QA comes with over fifty canned
templates that you can use. Although these templates are useful as they are
installed, SQL Server exposes these templates for your modifications. Not only
can you modify existing templates but you can add your own. This article will
show you how to use and write your own Query Analyzer templates.
To show you how to display
and use the templates that come with SQL Server, let me go through a few
examples of using the templates to build a TSQL script. The first thing I will
show you is how to use the QA "Object Browser."
The Object Browser is used to display the available QA templates. The Object Browser window can be
brought up by clicking on the Object Browser toolbar icon, hitting F8, or using
the Object Browser option under the QA "Tools" menu. When you bring up the
Object Browser window, it should look something like this:
The Object Brower window is
the Left Pane of this display. At the bottom of the Object Browser window you
will notice a Template tab. When you click on the Template tab, a list of
template directories will be displayed, like so:
QA comes with a set of
standard templates. You can modify the standard set as well as build your own
homegrown templates. I've created a number of my own templates for doing
routine database work Later on in the article I will show you how to create a
homegrown template. For now we'll focus on how the templates work.
To show you how to use the
templates I am going to build a TSQL script using the standard supplied
templates and a custom built template. The TSQL script I am going to build
will create a database called DEMO_DB, define a table in the database and then
perform a database backup. Not too much -- just enough to show you the
functionality of QA templates.
To start building this
script I will first need to open a blank QA window, and make sure the Object
Browser pane is open, as shown above. Next I click on the Template tab to
show the templates directories. After this, I expand the Create Database
folder by clicking on the "+" sign. When this is done a number of different
templates will be displayed to choose from. For my script I will select the
Create Database Basic Template. To bring the template into an empty QA
window I double click on the Create Database Basic Template.
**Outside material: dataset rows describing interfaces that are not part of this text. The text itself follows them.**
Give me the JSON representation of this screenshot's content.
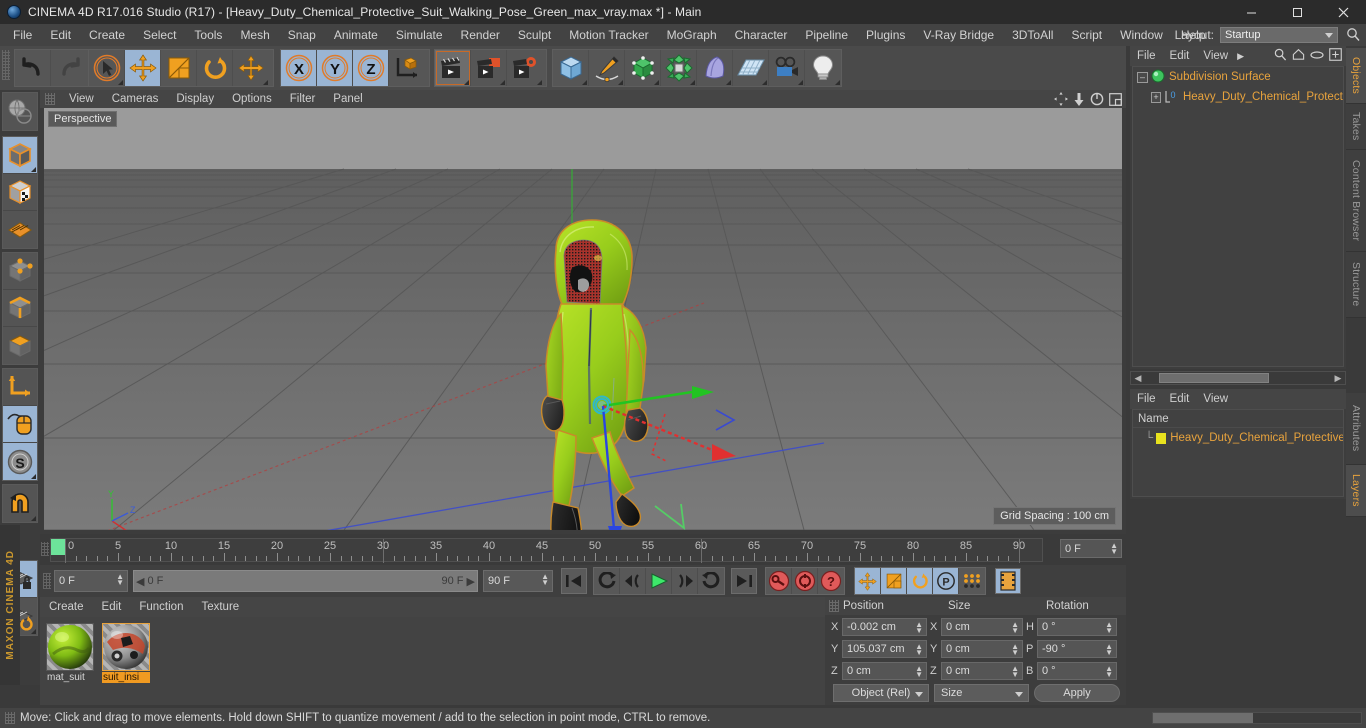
{
  "window": {
    "title": "CINEMA 4D R17.016 Studio (R17) - [Heavy_Duty_Chemical_Protective_Suit_Walking_Pose_Green_max_vray.max *] - Main",
    "minimize": "—",
    "maximize": "❐",
    "close": "✕"
  },
  "menubar": {
    "items": [
      {
        "label": "File"
      },
      {
        "label": "Edit"
      },
      {
        "label": "Create"
      },
      {
        "label": "Select"
      },
      {
        "label": "Tools"
      },
      {
        "label": "Mesh"
      },
      {
        "label": "Snap"
      },
      {
        "label": "Animate"
      },
      {
        "label": "Simulate"
      },
      {
        "label": "Render"
      },
      {
        "label": "Sculpt"
      },
      {
        "label": "Motion Tracker"
      },
      {
        "label": "MoGraph"
      },
      {
        "label": "Character"
      },
      {
        "label": "Pipeline"
      },
      {
        "label": "Plugins"
      },
      {
        "label": "V-Ray Bridge"
      },
      {
        "label": "3DToAll"
      },
      {
        "label": "Script"
      },
      {
        "label": "Window"
      },
      {
        "label": "Help"
      }
    ],
    "layout_label": "Layout:",
    "layout_value": "Startup"
  },
  "toolbar": {
    "undo": "undo-icon",
    "redo": "redo-icon",
    "live_selection": "live-selection-icon",
    "move": "move-tool-icon",
    "scale": "scale-tool-icon",
    "rotate": "rotate-tool-icon",
    "move_alt": "move-alt-icon",
    "axis_x": "X",
    "axis_y": "Y",
    "axis_z": "Z",
    "world_axis": "world-coordinate-icon",
    "render_view": "render-view-icon",
    "render_region": "render-region-icon",
    "render_settings": "render-settings-icon",
    "cube": "cube-primitive-icon",
    "spline": "spline-pen-icon",
    "nurbs": "generator-icon",
    "array": "deformer-icon",
    "scene_object": "scene-object-icon",
    "floor": "environment-icon",
    "camera": "camera-icon",
    "light": "light-icon"
  },
  "lefttoolbar": {
    "items": [
      {
        "name": "texture-axis-icon",
        "selected": false
      },
      {
        "name": "model-mode-icon",
        "selected": true
      },
      {
        "name": "texture-mode-icon",
        "selected": false
      },
      {
        "name": "polygon-mode-icon",
        "selected": false
      },
      {
        "name": "point-mode-icon",
        "selected": false
      },
      {
        "name": "edge-mode-icon",
        "selected": false
      },
      {
        "name": "polygon-face-icon",
        "selected": false
      },
      {
        "name": "axis-modify-icon",
        "selected": false
      },
      {
        "name": "enable-axis-icon",
        "selected": true
      },
      {
        "name": "soft-selection-icon",
        "selected": true
      },
      {
        "name": "snap-magnet-icon",
        "selected": false
      },
      {
        "name": "workplane-lock-icon",
        "selected": true
      },
      {
        "name": "workplane-rotate-icon",
        "selected": false
      }
    ],
    "brand": "MAXON CINEMA 4D"
  },
  "viewport": {
    "menu": [
      {
        "label": "View"
      },
      {
        "label": "Cameras"
      },
      {
        "label": "Display"
      },
      {
        "label": "Options"
      },
      {
        "label": "Filter"
      },
      {
        "label": "Panel"
      }
    ],
    "view_name": "Perspective",
    "grid_spacing": "Grid Spacing : 100 cm"
  },
  "timeline": {
    "tick_labels": [
      "0",
      "5",
      "10",
      "15",
      "20",
      "25",
      "30",
      "35",
      "40",
      "45",
      "50",
      "55",
      "60",
      "65",
      "70",
      "75",
      "80",
      "85",
      "90"
    ],
    "range_start": 0,
    "range_end": 90,
    "current_frame_field": "0 F"
  },
  "playback": {
    "current_frame": "0 F",
    "preview_start": "0 F",
    "preview_end": "90 F",
    "doc_end": "90 F",
    "buttons": {
      "go_start": "go-to-start-icon",
      "prev_key": "previous-keyframe-icon",
      "prev_frame": "previous-frame-icon",
      "play": "play-icon",
      "next_frame": "next-frame-icon",
      "next_key": "next-keyframe-icon",
      "go_end": "go-to-end-icon",
      "record": "record-keyframe-icon",
      "autokey": "autokeying-icon",
      "keyframe_select": "keyframe-selection-icon",
      "key_pos": "key-position-icon",
      "key_scale": "key-scale-icon",
      "key_rot": "key-rotation-icon",
      "key_param": "P",
      "key_pla": "point-level-animation-icon",
      "timeline_toggle": "timeline-toggle-icon"
    }
  },
  "materials": {
    "menu": [
      {
        "label": "Create"
      },
      {
        "label": "Edit"
      },
      {
        "label": "Function"
      },
      {
        "label": "Texture"
      }
    ],
    "items": [
      {
        "name": "mat_suit",
        "selected": false
      },
      {
        "name": "suit_insi",
        "selected": true
      }
    ]
  },
  "coordinates": {
    "headers": [
      "Position",
      "Size",
      "Rotation"
    ],
    "rows": [
      {
        "a1": "X",
        "v1": "-0.002 cm",
        "a2": "X",
        "v2": "0 cm",
        "a3": "H",
        "v3": "0 °"
      },
      {
        "a1": "Y",
        "v1": "105.037 cm",
        "a2": "Y",
        "v2": "0 cm",
        "a3": "P",
        "v3": "-90 °"
      },
      {
        "a1": "Z",
        "v1": "0 cm",
        "a2": "Z",
        "v2": "0 cm",
        "a3": "B",
        "v3": "0 °"
      }
    ],
    "mode_left": "Object (Rel)",
    "mode_mid": "Size",
    "apply": "Apply"
  },
  "object_manager": {
    "menu": [
      {
        "label": "File"
      },
      {
        "label": "Edit"
      },
      {
        "label": "View"
      }
    ],
    "rows": [
      {
        "label": "Subdivision Surface",
        "indent": 0,
        "icon": "subdivision-surface-icon"
      },
      {
        "label": "Heavy_Duty_Chemical_Protective_",
        "indent": 1,
        "icon": "null-object-icon"
      }
    ]
  },
  "layer_manager": {
    "menu": [
      {
        "label": "File"
      },
      {
        "label": "Edit"
      },
      {
        "label": "View"
      }
    ],
    "column_header": "Name",
    "rows": [
      {
        "label": "Heavy_Duty_Chemical_Protective_S",
        "color": "#e8e21e"
      }
    ]
  },
  "right_tabs_top": [
    {
      "label": "Objects",
      "active": true
    },
    {
      "label": "Takes",
      "active": false
    },
    {
      "label": "Content Browser",
      "active": false
    },
    {
      "label": "Structure",
      "active": false
    }
  ],
  "right_tabs_bottom": [
    {
      "label": "Attributes",
      "active": false
    },
    {
      "label": "Layers",
      "active": true
    }
  ],
  "statusbar": {
    "message": "Move: Click and drag to move elements. Hold down SHIFT to quantize movement / add to the selection in point mode, CTRL to remove."
  },
  "colors": {
    "accent_orange": "#e8a33d",
    "selection_blue": "#9ab5d4",
    "suit_green": "#9ad122",
    "axis_x": "#e03030",
    "axis_y": "#22c422",
    "axis_z": "#2a46e0"
  }
}
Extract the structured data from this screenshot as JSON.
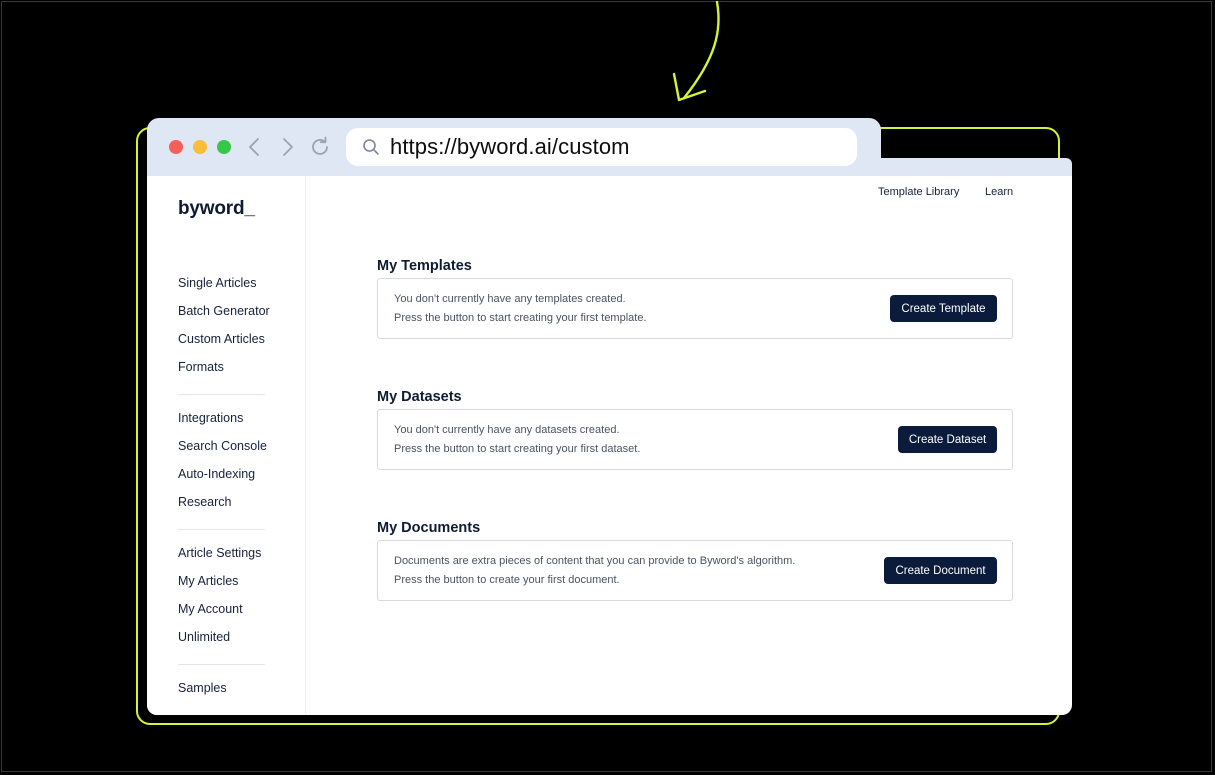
{
  "browser": {
    "url": "https://byword.ai/custom"
  },
  "sidebar": {
    "logo": "byword_",
    "groups": [
      [
        "Single Articles",
        "Batch Generator",
        "Custom Articles",
        "Formats"
      ],
      [
        "Integrations",
        "Search Console",
        "Auto-Indexing",
        "Research"
      ],
      [
        "Article Settings",
        "My Articles",
        "My Account",
        "Unlimited"
      ],
      [
        "Samples"
      ]
    ]
  },
  "topnav": {
    "template_library": "Template Library",
    "learn": "Learn"
  },
  "sections": {
    "templates": {
      "title": "My Templates",
      "line1": "You don't currently have any templates created.",
      "line2": "Press the button to start creating your first template.",
      "button": "Create Template"
    },
    "datasets": {
      "title": "My Datasets",
      "line1": "You don't currently have any datasets created.",
      "line2": "Press the button to start creating your first dataset.",
      "button": "Create Dataset"
    },
    "documents": {
      "title": "My Documents",
      "line1": "Documents are extra pieces of content that you can provide to Byword's algorithm.",
      "line2": "Press the button to create your first document.",
      "button": "Create Document"
    }
  },
  "colors": {
    "accent_frame": "#d4f23a",
    "button_bg": "#0b1b3b",
    "titlebar": "#dfe6f4"
  }
}
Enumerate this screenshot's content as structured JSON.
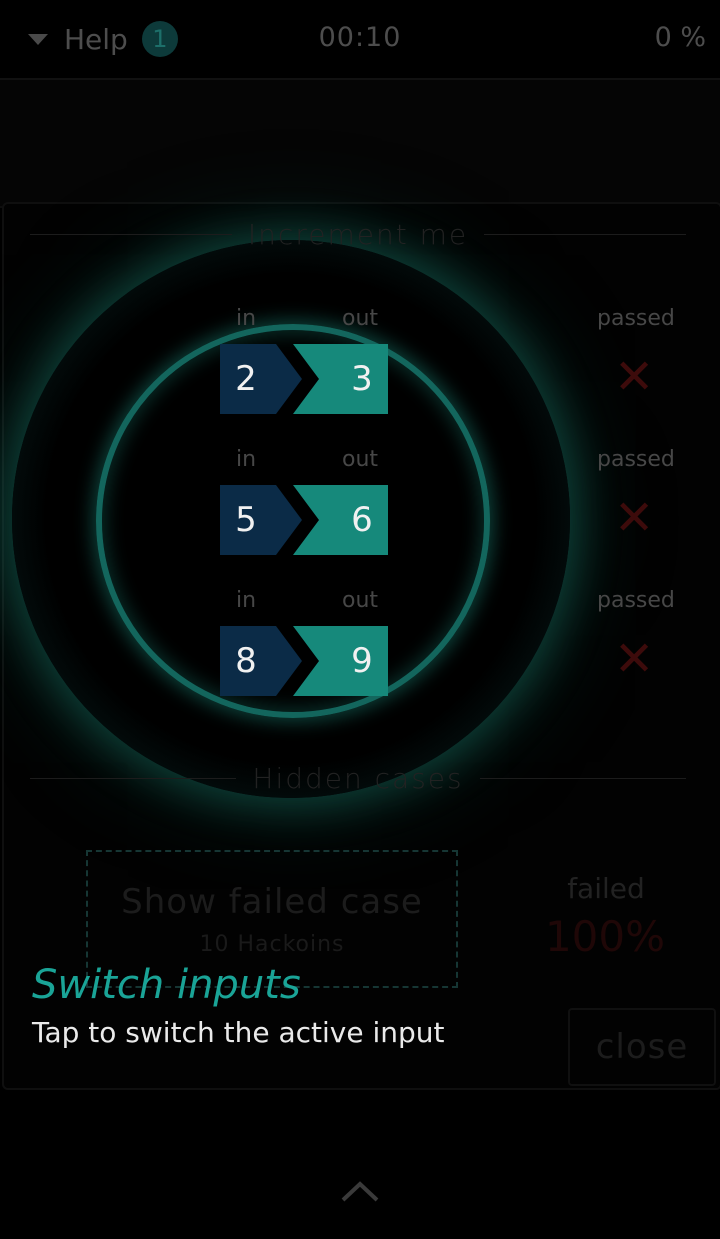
{
  "header": {
    "help_label": "Help",
    "help_badge": "1",
    "timer": "00:10",
    "progress": "0 %"
  },
  "puzzle": {
    "title": "Increment me",
    "cases": [
      {
        "in_label": "in",
        "out_label": "out",
        "input": "2",
        "output": "3",
        "passed_label": "passed",
        "passed_mark": "✕"
      },
      {
        "in_label": "in",
        "out_label": "out",
        "input": "5",
        "output": "6",
        "passed_label": "passed",
        "passed_mark": "✕"
      },
      {
        "in_label": "in",
        "out_label": "out",
        "input": "8",
        "output": "9",
        "passed_label": "passed",
        "passed_mark": "✕"
      }
    ]
  },
  "hidden": {
    "title": "Hidden cases",
    "show_failed_label": "Show failed case",
    "show_failed_cost": "10 Hackoins",
    "failed_label": "failed",
    "failed_percent": "100%"
  },
  "tip": {
    "title": "Switch inputs",
    "body": "Tap to switch the active input",
    "close_label": "close"
  },
  "icons": {
    "dropdown": "caret-down-icon",
    "fail": "cross-icon",
    "expand": "chevron-up-icon"
  },
  "colors": {
    "accent": "#1aa497",
    "input_box": "#0b2b47",
    "output_box": "#16897b",
    "fail": "#3d0b0b"
  }
}
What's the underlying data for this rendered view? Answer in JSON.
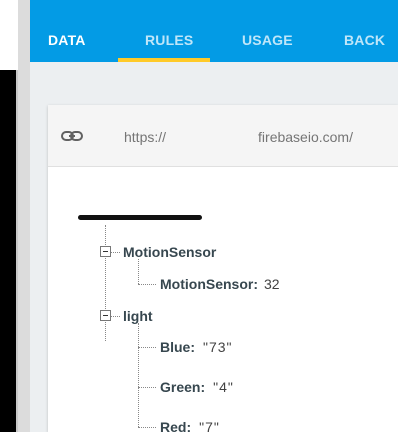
{
  "tabs": [
    {
      "label": "DATA",
      "active": true
    },
    {
      "label": "RULES",
      "active": false
    },
    {
      "label": "USAGE",
      "active": false
    },
    {
      "label": "BACK",
      "active": false
    }
  ],
  "colors": {
    "header": "#039be5",
    "indicator": "#ffca28",
    "content_bg": "#eceff1"
  },
  "url_bar": {
    "icon": "link-icon",
    "prefix": "https://",
    "suffix": "firebaseio.com/"
  },
  "tree": {
    "motion_sensor": {
      "label": "MotionSensor",
      "child": {
        "key": "MotionSensor:",
        "value": "32"
      }
    },
    "light": {
      "label": "light",
      "children": [
        {
          "key": "Blue:",
          "value": "\"73\""
        },
        {
          "key": "Green:",
          "value": "\"4\""
        },
        {
          "key": "Red:",
          "value": "\"7\""
        }
      ]
    }
  }
}
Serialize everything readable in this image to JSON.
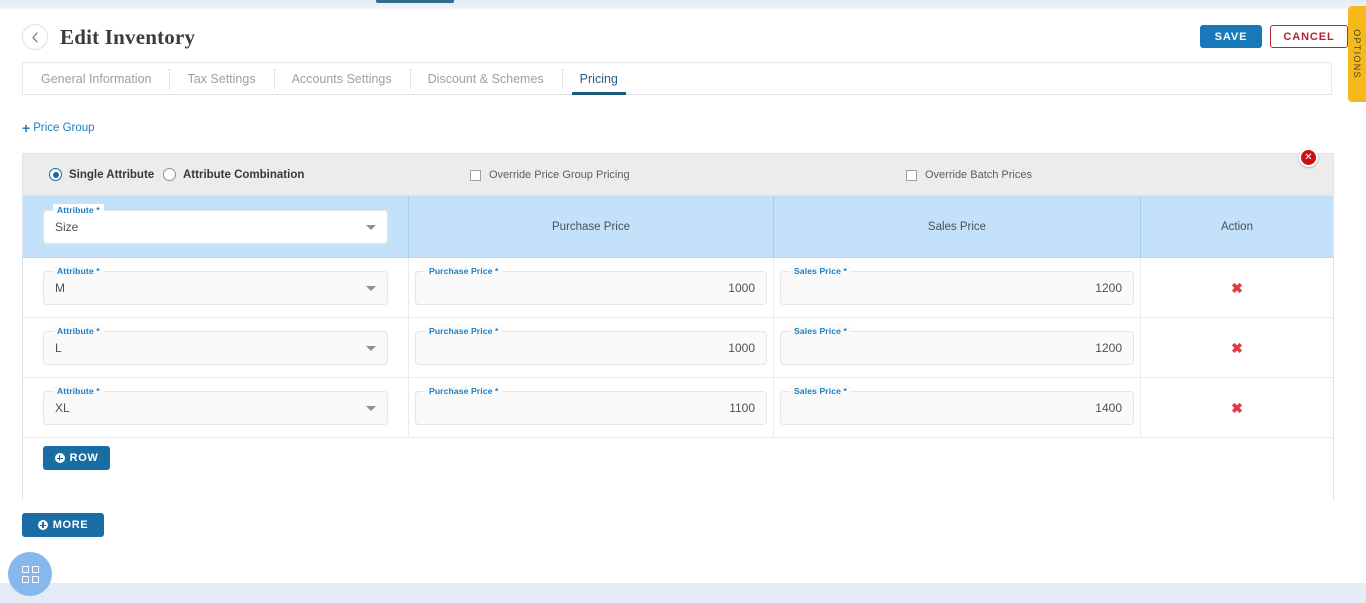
{
  "header": {
    "title": "Edit Inventory",
    "back_icon": "chevron-left-icon",
    "save_label": "SAVE",
    "cancel_label": "CANCEL"
  },
  "options_tab": {
    "label": "OPTIONS",
    "color": "#f5b91c"
  },
  "tabs": [
    {
      "label": "General Information",
      "active": false
    },
    {
      "label": "Tax Settings",
      "active": false
    },
    {
      "label": "Accounts Settings",
      "active": false
    },
    {
      "label": "Discount & Schemes",
      "active": false
    },
    {
      "label": "Pricing",
      "active": true
    }
  ],
  "price_group_link": {
    "label": "Price Group",
    "plus": "+"
  },
  "panel": {
    "close_icon": "close-icon",
    "close_glyph": "✕",
    "mode_options": [
      {
        "label": "Single Attribute",
        "selected": true
      },
      {
        "label": "Attribute Combination",
        "selected": false
      }
    ],
    "checkboxes": [
      {
        "label": "Override Price Group Pricing",
        "checked": false
      },
      {
        "label": "Override Batch Prices",
        "checked": false
      }
    ]
  },
  "grid": {
    "header": {
      "attribute_legend": "Attribute",
      "attribute_required": "*",
      "attribute_value": "Size",
      "purchase_price": "Purchase Price",
      "sales_price": "Sales Price",
      "action": "Action"
    },
    "labels": {
      "attribute": "Attribute",
      "purchase_price": "Purchase Price",
      "sales_price": "Sales Price",
      "required": "*"
    },
    "rows": [
      {
        "attribute": "M",
        "purchase_price": "1000",
        "sales_price": "1200",
        "delete_glyph": "✖"
      },
      {
        "attribute": "L",
        "purchase_price": "1000",
        "sales_price": "1200",
        "delete_glyph": "✖"
      },
      {
        "attribute": "XL",
        "purchase_price": "1100",
        "sales_price": "1400",
        "delete_glyph": "✖"
      }
    ],
    "add_row_label": "ROW"
  },
  "more_button": {
    "label": "MORE"
  },
  "fab": {
    "icon": "grid-apps-icon"
  },
  "colors": {
    "primary_blue": "#1878b9",
    "dark_blue": "#1a6ca5",
    "danger_red": "#c0272d",
    "header_blue_bg": "#c3e1fa",
    "label_blue": "#1a7fc1",
    "amber": "#f5b91c"
  }
}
Double clicking
opens up a new QA window and inserts the create database template code into this
new window. My new window looks like this:
Page 2: Using Templates (Continued)